# YOUR ASSIGNMENT
Write out the entries below in full, exactly as given.

====== EXERCISE MATERIAL ======

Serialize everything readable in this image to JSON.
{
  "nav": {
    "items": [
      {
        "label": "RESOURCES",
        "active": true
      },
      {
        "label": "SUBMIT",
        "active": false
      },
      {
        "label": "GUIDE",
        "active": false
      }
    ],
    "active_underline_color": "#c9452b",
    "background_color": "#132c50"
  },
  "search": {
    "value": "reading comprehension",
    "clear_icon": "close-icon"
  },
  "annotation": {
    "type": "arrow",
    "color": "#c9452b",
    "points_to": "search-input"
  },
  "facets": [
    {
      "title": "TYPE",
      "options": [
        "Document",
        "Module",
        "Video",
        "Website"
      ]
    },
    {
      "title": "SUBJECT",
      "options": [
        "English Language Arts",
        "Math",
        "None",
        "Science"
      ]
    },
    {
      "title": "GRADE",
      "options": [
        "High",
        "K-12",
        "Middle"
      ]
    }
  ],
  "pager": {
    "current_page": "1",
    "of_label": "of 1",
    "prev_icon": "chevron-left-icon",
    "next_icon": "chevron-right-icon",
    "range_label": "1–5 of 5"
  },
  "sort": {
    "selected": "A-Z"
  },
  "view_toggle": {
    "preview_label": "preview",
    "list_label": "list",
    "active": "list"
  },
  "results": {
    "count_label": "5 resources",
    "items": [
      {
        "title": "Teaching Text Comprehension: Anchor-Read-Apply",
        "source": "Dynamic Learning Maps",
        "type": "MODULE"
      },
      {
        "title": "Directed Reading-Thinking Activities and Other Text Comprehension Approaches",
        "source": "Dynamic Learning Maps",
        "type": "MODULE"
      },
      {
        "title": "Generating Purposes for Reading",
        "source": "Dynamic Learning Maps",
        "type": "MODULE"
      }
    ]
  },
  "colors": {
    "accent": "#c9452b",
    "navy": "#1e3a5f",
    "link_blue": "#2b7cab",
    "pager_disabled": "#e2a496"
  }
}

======

# TASK RESULT
Serialize everything readable in this image to JSON.
{
  "nav": {
    "items": [
      {
        "label": "RESOURCES",
        "active": true
      },
      {
        "label": "SUBMIT",
        "active": false
      },
      {
        "label": "GUIDE",
        "active": false
      }
    ],
    "active_underline_color": "#c9452b",
    "background_color": "#132c50"
  },
  "search": {
    "value": "reading comprehension",
    "clear_icon": "close-icon"
  },
  "annotation": {
    "type": "arrow",
    "color": "#c9452b",
    "points_to": "search-input"
  },
  "facets": [
    {
      "title": "TYPE",
      "options": [
        "Document",
        "Module",
        "Video",
        "Website"
      ]
    },
    {
      "title": "SUBJECT",
      "options": [
        "English Language Arts",
        "Math",
        "None",
        "Science"
      ]
    },
    {
      "title": "GRADE",
      "options": [
        "High",
        "K-12",
        "Middle"
      ]
    }
  ],
  "pager": {
    "current_page": "1",
    "of_label": "of 1",
    "prev_icon": "chevron-left-icon",
    "next_icon": "chevron-right-icon",
    "range_label": "1–5 of 5"
  },
  "sort": {
    "selected": "A-Z"
  },
  "view_toggle": {
    "preview_label": "preview",
    "list_label": "list",
    "active": "list"
  },
  "results": {
    "count_label": "5 resources",
    "items": [
      {
        "title": "Teaching Text Comprehension: Anchor-Read-Apply",
        "source": "Dynamic Learning Maps",
        "type": "MODULE"
      },
      {
        "title": "Directed Reading-Thinking Activities and Other Text Comprehension Approaches",
        "source": "Dynamic Learning Maps",
        "type": "MODULE"
      },
      {
        "title": "Generating Purposes for Reading",
        "source": "Dynamic Learning Maps",
        "type": "MODULE"
      }
    ]
  },
  "colors": {
    "accent": "#c9452b",
    "navy": "#1e3a5f",
    "link_blue": "#2b7cab",
    "pager_disabled": "#e2a496"
  }
}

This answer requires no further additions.